*** Record set Section Begins ***

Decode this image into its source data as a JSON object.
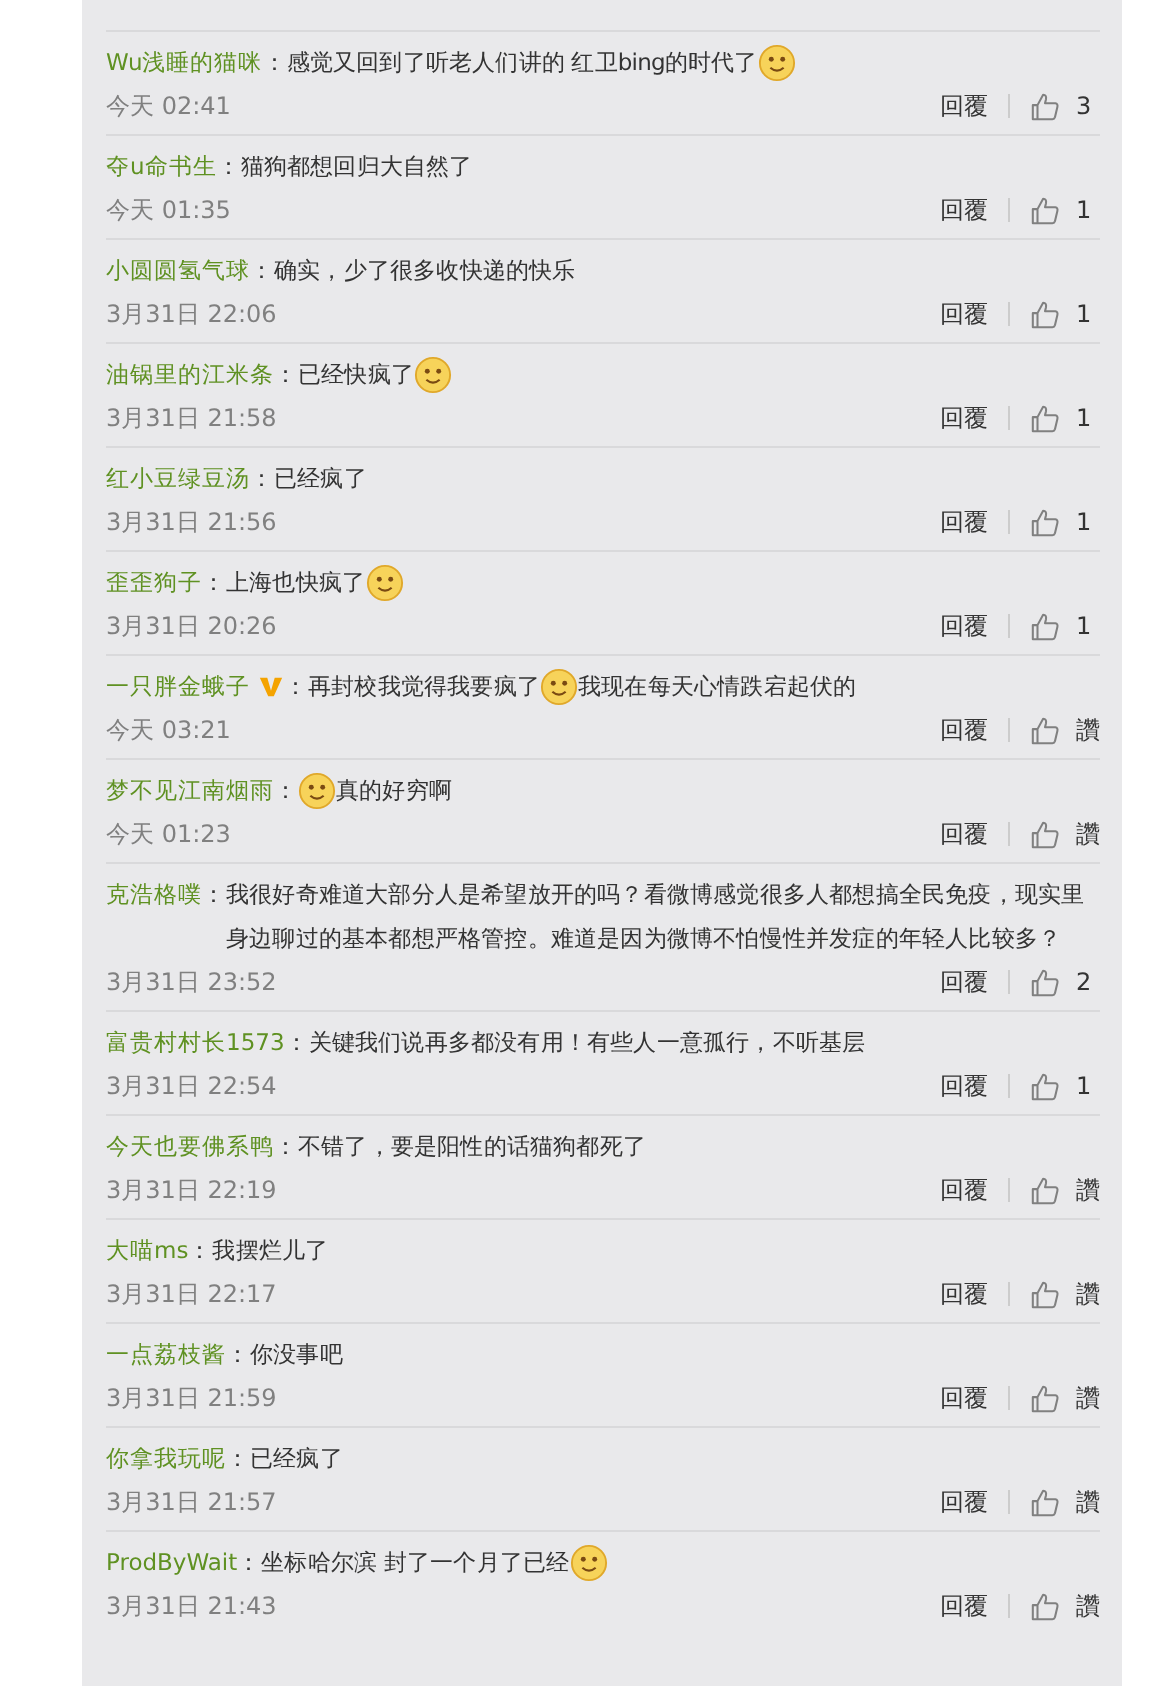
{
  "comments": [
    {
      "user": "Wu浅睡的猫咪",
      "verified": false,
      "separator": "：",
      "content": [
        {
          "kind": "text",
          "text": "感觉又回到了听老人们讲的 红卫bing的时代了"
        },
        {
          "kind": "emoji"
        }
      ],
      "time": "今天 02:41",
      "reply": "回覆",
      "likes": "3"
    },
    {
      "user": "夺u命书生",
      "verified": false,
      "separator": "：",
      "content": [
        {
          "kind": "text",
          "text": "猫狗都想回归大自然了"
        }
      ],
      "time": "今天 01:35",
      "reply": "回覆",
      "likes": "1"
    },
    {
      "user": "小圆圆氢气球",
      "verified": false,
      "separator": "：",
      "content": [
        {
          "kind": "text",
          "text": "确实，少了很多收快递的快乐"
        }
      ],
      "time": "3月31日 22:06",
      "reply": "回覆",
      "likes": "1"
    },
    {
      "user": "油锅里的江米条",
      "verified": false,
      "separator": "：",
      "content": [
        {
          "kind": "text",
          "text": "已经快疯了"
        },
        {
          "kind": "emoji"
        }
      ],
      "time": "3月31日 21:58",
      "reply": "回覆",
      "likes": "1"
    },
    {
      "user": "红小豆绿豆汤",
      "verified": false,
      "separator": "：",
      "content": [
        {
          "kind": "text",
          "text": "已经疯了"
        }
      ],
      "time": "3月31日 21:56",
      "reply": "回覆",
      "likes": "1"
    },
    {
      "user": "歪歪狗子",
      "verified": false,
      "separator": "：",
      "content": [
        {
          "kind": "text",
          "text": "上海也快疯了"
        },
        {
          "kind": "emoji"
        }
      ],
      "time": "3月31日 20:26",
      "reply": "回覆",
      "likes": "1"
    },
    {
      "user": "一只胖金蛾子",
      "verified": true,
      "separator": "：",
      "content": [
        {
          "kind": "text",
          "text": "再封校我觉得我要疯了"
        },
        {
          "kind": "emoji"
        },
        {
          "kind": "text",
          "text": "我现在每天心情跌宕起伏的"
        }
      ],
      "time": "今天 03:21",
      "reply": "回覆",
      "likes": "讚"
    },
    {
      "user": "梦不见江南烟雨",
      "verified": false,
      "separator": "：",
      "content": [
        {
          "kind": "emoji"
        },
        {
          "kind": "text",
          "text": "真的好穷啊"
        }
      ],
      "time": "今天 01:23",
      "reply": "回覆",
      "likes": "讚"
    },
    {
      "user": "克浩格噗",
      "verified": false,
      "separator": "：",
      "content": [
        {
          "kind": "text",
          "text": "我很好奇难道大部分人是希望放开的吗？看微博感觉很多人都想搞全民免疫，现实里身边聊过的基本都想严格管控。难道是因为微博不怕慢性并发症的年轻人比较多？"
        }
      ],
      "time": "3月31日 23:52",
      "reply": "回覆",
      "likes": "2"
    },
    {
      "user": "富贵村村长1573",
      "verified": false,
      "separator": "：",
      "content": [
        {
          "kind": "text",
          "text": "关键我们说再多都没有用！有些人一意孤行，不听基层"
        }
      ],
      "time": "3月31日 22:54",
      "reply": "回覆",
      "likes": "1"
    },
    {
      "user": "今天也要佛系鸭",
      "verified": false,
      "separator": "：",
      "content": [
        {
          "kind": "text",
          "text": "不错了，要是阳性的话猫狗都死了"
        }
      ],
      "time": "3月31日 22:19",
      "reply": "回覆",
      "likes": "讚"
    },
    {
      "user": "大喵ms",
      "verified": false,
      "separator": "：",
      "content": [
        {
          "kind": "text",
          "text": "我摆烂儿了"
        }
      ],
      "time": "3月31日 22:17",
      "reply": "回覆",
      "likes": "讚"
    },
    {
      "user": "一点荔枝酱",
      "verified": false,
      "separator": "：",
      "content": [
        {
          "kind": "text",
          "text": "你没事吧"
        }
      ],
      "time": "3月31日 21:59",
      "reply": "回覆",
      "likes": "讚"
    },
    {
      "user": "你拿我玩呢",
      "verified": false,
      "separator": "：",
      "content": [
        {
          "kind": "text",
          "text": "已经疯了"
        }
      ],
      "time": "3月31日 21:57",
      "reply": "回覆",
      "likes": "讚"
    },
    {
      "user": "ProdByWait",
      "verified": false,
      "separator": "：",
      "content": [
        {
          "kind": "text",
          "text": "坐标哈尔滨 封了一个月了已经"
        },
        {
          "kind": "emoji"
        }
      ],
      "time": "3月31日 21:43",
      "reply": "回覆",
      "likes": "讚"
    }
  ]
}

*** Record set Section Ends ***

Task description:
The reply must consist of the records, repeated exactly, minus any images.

Exercise solution:
Decode this image into its source data as a JSON object.
{
  "comments": [
    {
      "user": "Wu浅睡的猫咪",
      "verified": false,
      "separator": "：",
      "content": [
        {
          "kind": "text",
          "text": "感觉又回到了听老人们讲的 红卫bing的时代了"
        },
        {
          "kind": "emoji"
        }
      ],
      "time": "今天 02:41",
      "reply": "回覆",
      "likes": "3"
    },
    {
      "user": "夺u命书生",
      "verified": false,
      "separator": "：",
      "content": [
        {
          "kind": "text",
          "text": "猫狗都想回归大自然了"
        }
      ],
      "time": "今天 01:35",
      "reply": "回覆",
      "likes": "1"
    },
    {
      "user": "小圆圆氢气球",
      "verified": false,
      "separator": "：",
      "content": [
        {
          "kind": "text",
          "text": "确实，少了很多收快递的快乐"
        }
      ],
      "time": "3月31日 22:06",
      "reply": "回覆",
      "likes": "1"
    },
    {
      "user": "油锅里的江米条",
      "verified": false,
      "separator": "：",
      "content": [
        {
          "kind": "text",
          "text": "已经快疯了"
        },
        {
          "kind": "emoji"
        }
      ],
      "time": "3月31日 21:58",
      "reply": "回覆",
      "likes": "1"
    },
    {
      "user": "红小豆绿豆汤",
      "verified": false,
      "separator": "：",
      "content": [
        {
          "kind": "text",
          "text": "已经疯了"
        }
      ],
      "time": "3月31日 21:56",
      "reply": "回覆",
      "likes": "1"
    },
    {
      "user": "歪歪狗子",
      "verified": false,
      "separator": "：",
      "content": [
        {
          "kind": "text",
          "text": "上海也快疯了"
        },
        {
          "kind": "emoji"
        }
      ],
      "time": "3月31日 20:26",
      "reply": "回覆",
      "likes": "1"
    },
    {
      "user": "一只胖金蛾子",
      "verified": true,
      "separator": "：",
      "content": [
        {
          "kind": "text",
          "text": "再封校我觉得我要疯了"
        },
        {
          "kind": "emoji"
        },
        {
          "kind": "text",
          "text": "我现在每天心情跌宕起伏的"
        }
      ],
      "time": "今天 03:21",
      "reply": "回覆",
      "likes": "讚"
    },
    {
      "user": "梦不见江南烟雨",
      "verified": false,
      "separator": "：",
      "content": [
        {
          "kind": "emoji"
        },
        {
          "kind": "text",
          "text": "真的好穷啊"
        }
      ],
      "time": "今天 01:23",
      "reply": "回覆",
      "likes": "讚"
    },
    {
      "user": "克浩格噗",
      "verified": false,
      "separator": "：",
      "content": [
        {
          "kind": "text",
          "text": "我很好奇难道大部分人是希望放开的吗？看微博感觉很多人都想搞全民免疫，现实里身边聊过的基本都想严格管控。难道是因为微博不怕慢性并发症的年轻人比较多？"
        }
      ],
      "time": "3月31日 23:52",
      "reply": "回覆",
      "likes": "2"
    },
    {
      "user": "富贵村村长1573",
      "verified": false,
      "separator": "：",
      "content": [
        {
          "kind": "text",
          "text": "关键我们说再多都没有用！有些人一意孤行，不听基层"
        }
      ],
      "time": "3月31日 22:54",
      "reply": "回覆",
      "likes": "1"
    },
    {
      "user": "今天也要佛系鸭",
      "verified": false,
      "separator": "：",
      "content": [
        {
          "kind": "text",
          "text": "不错了，要是阳性的话猫狗都死了"
        }
      ],
      "time": "3月31日 22:19",
      "reply": "回覆",
      "likes": "讚"
    },
    {
      "user": "大喵ms",
      "verified": false,
      "separator": "：",
      "content": [
        {
          "kind": "text",
          "text": "我摆烂儿了"
        }
      ],
      "time": "3月31日 22:17",
      "reply": "回覆",
      "likes": "讚"
    },
    {
      "user": "一点荔枝酱",
      "verified": false,
      "separator": "：",
      "content": [
        {
          "kind": "text",
          "text": "你没事吧"
        }
      ],
      "time": "3月31日 21:59",
      "reply": "回覆",
      "likes": "讚"
    },
    {
      "user": "你拿我玩呢",
      "verified": false,
      "separator": "：",
      "content": [
        {
          "kind": "text",
          "text": "已经疯了"
        }
      ],
      "time": "3月31日 21:57",
      "reply": "回覆",
      "likes": "讚"
    },
    {
      "user": "ProdByWait",
      "verified": false,
      "separator": "：",
      "content": [
        {
          "kind": "text",
          "text": "坐标哈尔滨 封了一个月了已经"
        },
        {
          "kind": "emoji"
        }
      ],
      "time": "3月31日 21:43",
      "reply": "回覆",
      "likes": "讚"
    }
  ]
}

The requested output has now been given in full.